This family knows aviation.

And they take flight training seriously. Central's FAA part 141 school features a 12-aircraft fleet with Beechcraft, Cessna and Diamond piston-driven planes run by 10 full-time flight instructors. Flight instruction at Central Flying Service has always been tied to an accredited college degree program, these days through Pulaski Technical College.

Everything is bigger in … Arkansas?

Everything at Central Flying Service seems to be done in a big way. And not just its self-proclaimed Greatest Cheeseburger in Aviation History, which is a mouthful, speaking or chewing. "We make sure our recreational pilots get their money's worth for that $150 burger FBOs are known for," jokes Holbert.

A "mere" five hangars are dedicated to maintenance, focused on jets like Beech, Citation and Hawker. Some 60 technicians handle everything from major engine overhauls to tweaking flight performance. Jet maintenance alone is a $15 million piece of business for Central Flying Service – one reason 123,000 square feet of space is devoted to that specialty.

"We're known for being able to reduce downtime and cost," explains Holbert. "To accomplish this, we utilize the latest equipment and keep our technicians up-to-date with training."

Central's turbine technicians average a minimum of 10 years' experience repairing light and heavy jets.

On the propeller side, another several dozen techs service all-things prop-driven, from King Air twin-turbos to smaller Skyhawks. Holbert says prop specialists average of 15 years experience at Central, a factory-authorized service center for Beechcraft, Cessna, Diamond and Cirrus piston aircraft.

A 19,000 square-foot hangar handles interior modifications plus installation and service for all major avionics brands. Heavy airframe work, interior design, refurbishment, custom painting, even sheet metal work for regional airlines … very few jobs are too big for Central Flying Service.

Then there's CFS Charter, an FBO-owned fleet featuring three King Airs, a Mitsubishi Diamond and two Beechcraft Barons – plus 10 pilots to fly those jets and twin engines.

Aircraft sales round out Central's full-service approach. A team of four full-time sales pros work with customers on acquisitions, brokerage, aircraft management and market analysis.

Farming trusted wings
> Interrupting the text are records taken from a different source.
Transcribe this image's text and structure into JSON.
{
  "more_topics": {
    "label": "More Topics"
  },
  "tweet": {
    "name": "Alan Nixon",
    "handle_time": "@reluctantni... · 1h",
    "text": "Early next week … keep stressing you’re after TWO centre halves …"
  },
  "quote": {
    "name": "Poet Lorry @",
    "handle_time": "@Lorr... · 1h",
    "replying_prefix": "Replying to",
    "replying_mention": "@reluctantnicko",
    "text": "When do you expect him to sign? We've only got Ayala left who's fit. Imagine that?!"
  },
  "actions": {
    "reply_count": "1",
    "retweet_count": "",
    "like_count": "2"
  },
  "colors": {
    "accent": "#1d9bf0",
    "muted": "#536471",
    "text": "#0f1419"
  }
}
But at its core, Central is about line service. And fuel, something the FBO doesn't plan to run out of anytime soon. Two fuel farms can store about 110,000 gallons of Phillips 66 Aviation Jet A and avgas underground.

Central leverages the Phillips 66 Partners-Into-Plane program to contribute to its bottom line. An automated Internet-based pricing and invoicing system, Into-Plane qualifies commercial and high-volume aircraft operators who negotiate bulk fuel pricing directly with Phillips 66.
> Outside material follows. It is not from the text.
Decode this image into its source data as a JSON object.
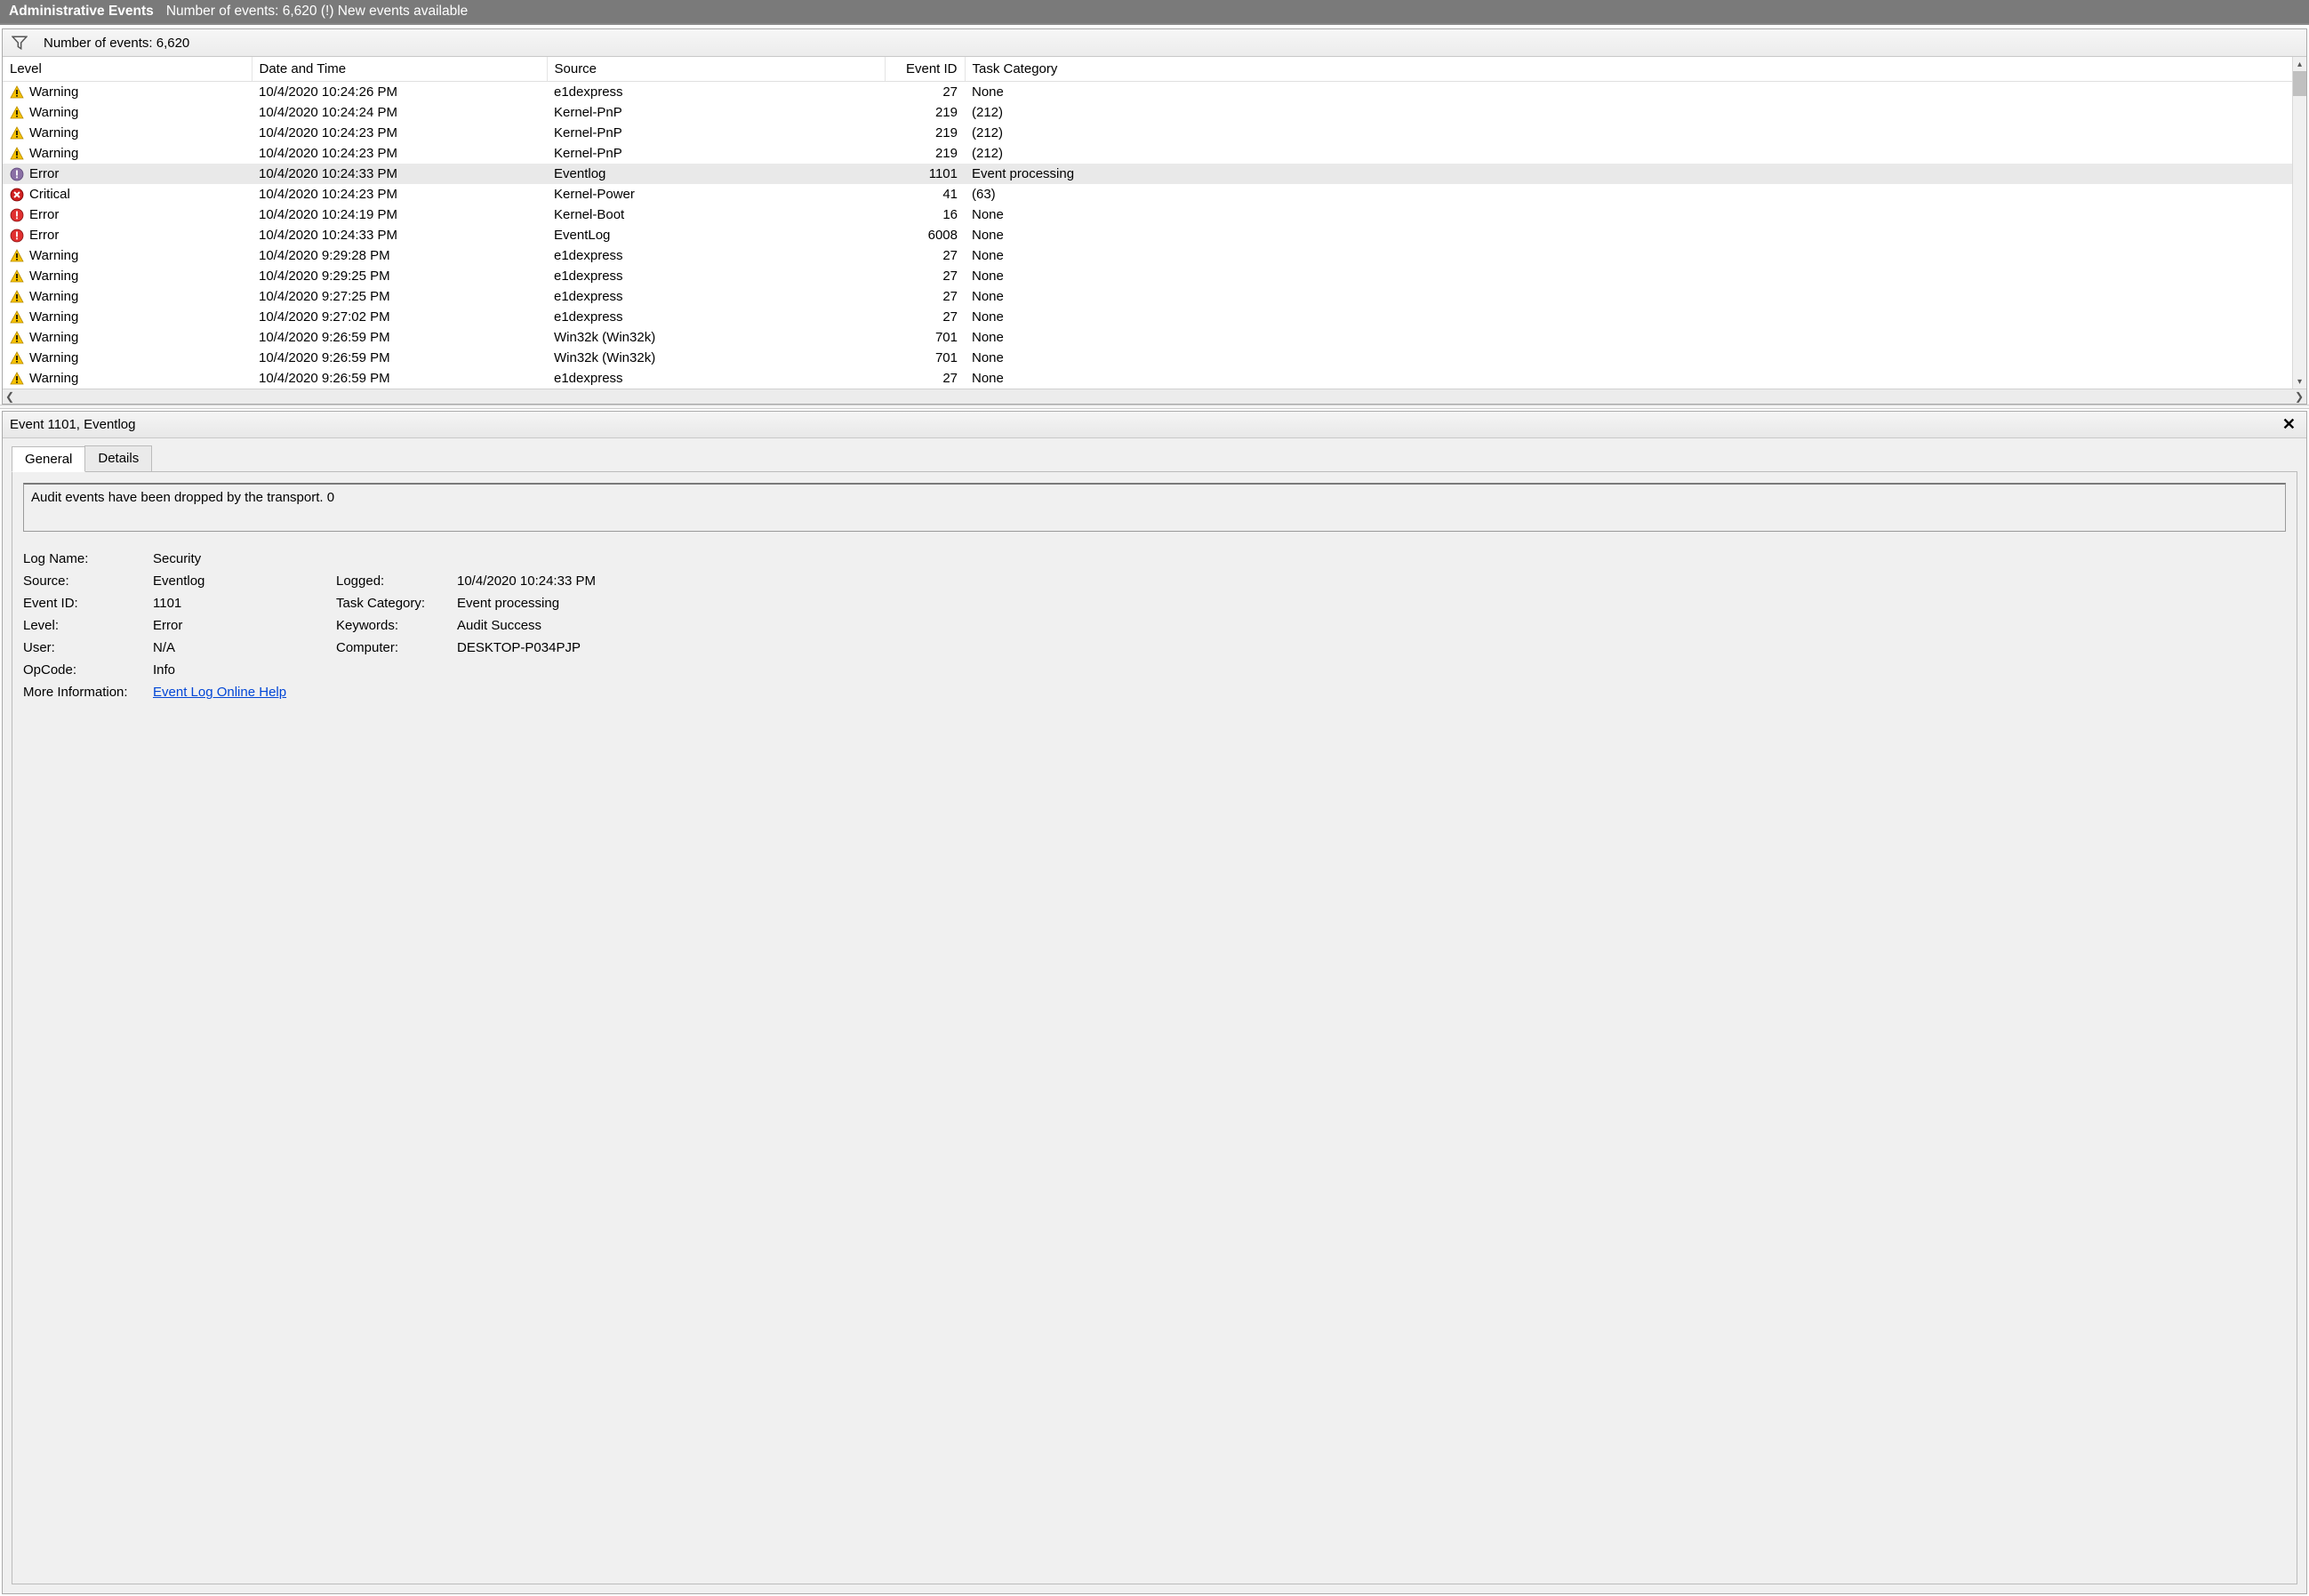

"We dedicate five fuel trucks for Into-Plane fueling, which contributes about 10 percent of our fuel sales," explains Holbert. Central Flying Service also runs an airline fueling subsidiary called "Airport Services, Inc."

With a competitor on the airfield, Holbert says his team works hard to garner loyalty, providing always-on 24/7 line service, insisting on NATA Safety 1st-certified training, aiming for 10-minute "quick turns" and offering WingPoints® Rewards for fuel purchases with points immediately redeemable online for gift or debit cards.

"When your company's been around for 75 years, you know a thing or two about treating customers right," says Holbert. "Keeping that customer base loyal has enabled us to capture two-thirds of the fuel sales on the airfield. It's our privilege to serve so many repeat customers."

And while the FBO's big size and big offerings surely help, when it comes to Central Flying Service's success, Holbert circles back to what his dad began 75 years ago.

"It goes back to flight training and logging hours in the sky," Holbert says. "Central has been run by pilots for 75 years. We understand pilots. Then layer in flight instruction as an intrinsic part of your culture. You're sharing the hallways, hangars and ramps with students who are thrilled by the experience of flying."

For more about Central Flying Service, visit www.central.aero.